What this task involves
The records that follow must be reproduced in full, with every picture excluded.

● ● ●

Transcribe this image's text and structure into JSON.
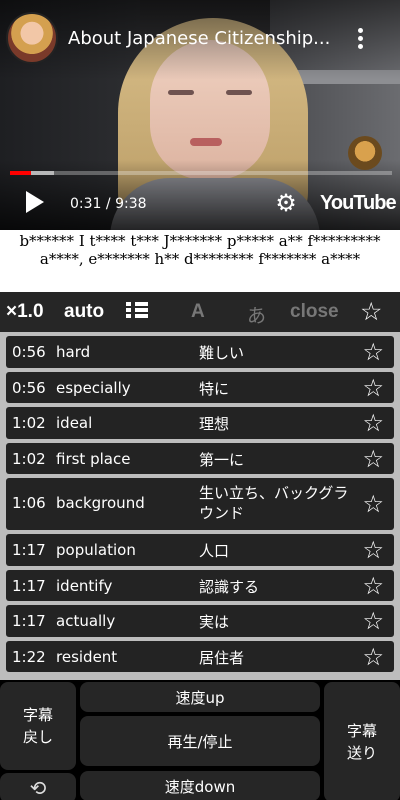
{
  "player": {
    "title": "About Japanese Citizenship...",
    "current_time": "0:31",
    "duration": "9:38",
    "time_separator": " / ",
    "progress_fraction": 0.054,
    "buffer_fraction": 0.115,
    "brand": "YouTube",
    "icons": {
      "menu": "more-vertical-icon",
      "play": "play-icon",
      "settings": "gear-icon"
    }
  },
  "subtitle": {
    "masked_text": "b****** I t**** t*** J******* p***** a** f********* a****, e******* h** d******** f******* a****"
  },
  "controls": {
    "speed": "×1.0",
    "auto": "auto",
    "list_icon": "list-icon",
    "font_toggle": "A",
    "kana_toggle": "あ",
    "close": "close",
    "star": "☆"
  },
  "words": [
    {
      "time": "0:56",
      "en": "hard",
      "jp": "難しい"
    },
    {
      "time": "0:56",
      "en": "especially",
      "jp": "特に"
    },
    {
      "time": "1:02",
      "en": "ideal",
      "jp": "理想"
    },
    {
      "time": "1:02",
      "en": "first place",
      "jp": "第一に"
    },
    {
      "time": "1:06",
      "en": "background",
      "jp": "生い立ち、バックグラウンド"
    },
    {
      "time": "1:17",
      "en": "population",
      "jp": "人口"
    },
    {
      "time": "1:17",
      "en": "identify",
      "jp": "認識する"
    },
    {
      "time": "1:17",
      "en": "actually",
      "jp": "実は"
    },
    {
      "time": "1:22",
      "en": "resident",
      "jp": "居住者"
    }
  ],
  "bottom": {
    "back_line1": "字幕",
    "back_line2": "戻し",
    "speed_up": "速度up",
    "play_pause": "再生/停止",
    "speed_down": "速度down",
    "forward_line1": "字幕",
    "forward_line2": "送り",
    "repeat_icon": "repeat-one-icon"
  }
}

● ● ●

Result of this task
Transcribe this image's text and structure into JSON.
{
  "player": {
    "title": "About Japanese Citizenship...",
    "current_time": "0:31",
    "duration": "9:38",
    "time_separator": " / ",
    "progress_fraction": 0.054,
    "buffer_fraction": 0.115,
    "brand": "YouTube",
    "icons": {
      "menu": "more-vertical-icon",
      "play": "play-icon",
      "settings": "gear-icon"
    }
  },
  "subtitle": {
    "masked_text": "b****** I t**** t*** J******* p***** a** f********* a****, e******* h** d******** f******* a****"
  },
  "controls": {
    "speed": "×1.0",
    "auto": "auto",
    "list_icon": "list-icon",
    "font_toggle": "A",
    "kana_toggle": "あ",
    "close": "close",
    "star": "☆"
  },
  "words": [
    {
      "time": "0:56",
      "en": "hard",
      "jp": "難しい"
    },
    {
      "time": "0:56",
      "en": "especially",
      "jp": "特に"
    },
    {
      "time": "1:02",
      "en": "ideal",
      "jp": "理想"
    },
    {
      "time": "1:02",
      "en": "first place",
      "jp": "第一に"
    },
    {
      "time": "1:06",
      "en": "background",
      "jp": "生い立ち、バックグラウンド"
    },
    {
      "time": "1:17",
      "en": "population",
      "jp": "人口"
    },
    {
      "time": "1:17",
      "en": "identify",
      "jp": "認識する"
    },
    {
      "time": "1:17",
      "en": "actually",
      "jp": "実は"
    },
    {
      "time": "1:22",
      "en": "resident",
      "jp": "居住者"
    }
  ],
  "bottom": {
    "back_line1": "字幕",
    "back_line2": "戻し",
    "speed_up": "速度up",
    "play_pause": "再生/停止",
    "speed_down": "速度down",
    "forward_line1": "字幕",
    "forward_line2": "送り",
    "repeat_icon": "repeat-one-icon"
  }
}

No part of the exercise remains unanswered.